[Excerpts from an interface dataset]

════════════════════

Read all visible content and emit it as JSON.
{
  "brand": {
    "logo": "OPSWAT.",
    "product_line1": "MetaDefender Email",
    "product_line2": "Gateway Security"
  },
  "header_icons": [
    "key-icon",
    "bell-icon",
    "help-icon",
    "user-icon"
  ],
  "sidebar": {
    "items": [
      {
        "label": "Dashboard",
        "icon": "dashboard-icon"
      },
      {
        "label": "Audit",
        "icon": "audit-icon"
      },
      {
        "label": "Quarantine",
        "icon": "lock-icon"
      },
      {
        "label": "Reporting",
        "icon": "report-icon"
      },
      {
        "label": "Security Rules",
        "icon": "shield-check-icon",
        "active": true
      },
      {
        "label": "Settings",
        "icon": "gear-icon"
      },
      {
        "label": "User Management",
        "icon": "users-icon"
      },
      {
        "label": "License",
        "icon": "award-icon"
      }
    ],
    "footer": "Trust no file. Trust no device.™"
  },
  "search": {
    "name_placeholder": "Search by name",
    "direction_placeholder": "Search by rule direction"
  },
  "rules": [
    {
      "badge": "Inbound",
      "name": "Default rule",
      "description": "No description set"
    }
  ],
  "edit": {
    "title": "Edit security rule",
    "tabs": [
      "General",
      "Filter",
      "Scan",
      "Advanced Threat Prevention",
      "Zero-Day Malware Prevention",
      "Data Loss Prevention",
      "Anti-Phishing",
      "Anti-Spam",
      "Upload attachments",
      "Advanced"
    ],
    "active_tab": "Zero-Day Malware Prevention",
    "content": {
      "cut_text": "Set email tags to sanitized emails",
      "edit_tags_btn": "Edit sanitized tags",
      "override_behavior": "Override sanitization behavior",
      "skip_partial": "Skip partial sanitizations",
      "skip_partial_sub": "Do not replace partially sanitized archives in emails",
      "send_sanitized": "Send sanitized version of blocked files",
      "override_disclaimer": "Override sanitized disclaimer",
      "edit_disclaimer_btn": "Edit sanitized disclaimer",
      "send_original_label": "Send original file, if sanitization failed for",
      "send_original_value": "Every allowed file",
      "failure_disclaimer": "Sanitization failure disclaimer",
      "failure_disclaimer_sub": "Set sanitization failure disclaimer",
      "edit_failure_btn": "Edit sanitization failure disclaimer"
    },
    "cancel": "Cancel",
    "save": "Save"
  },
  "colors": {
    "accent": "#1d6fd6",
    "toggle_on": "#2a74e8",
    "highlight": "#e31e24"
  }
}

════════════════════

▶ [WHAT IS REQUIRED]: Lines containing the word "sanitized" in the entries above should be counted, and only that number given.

▶ [ANSWER AREA]: 6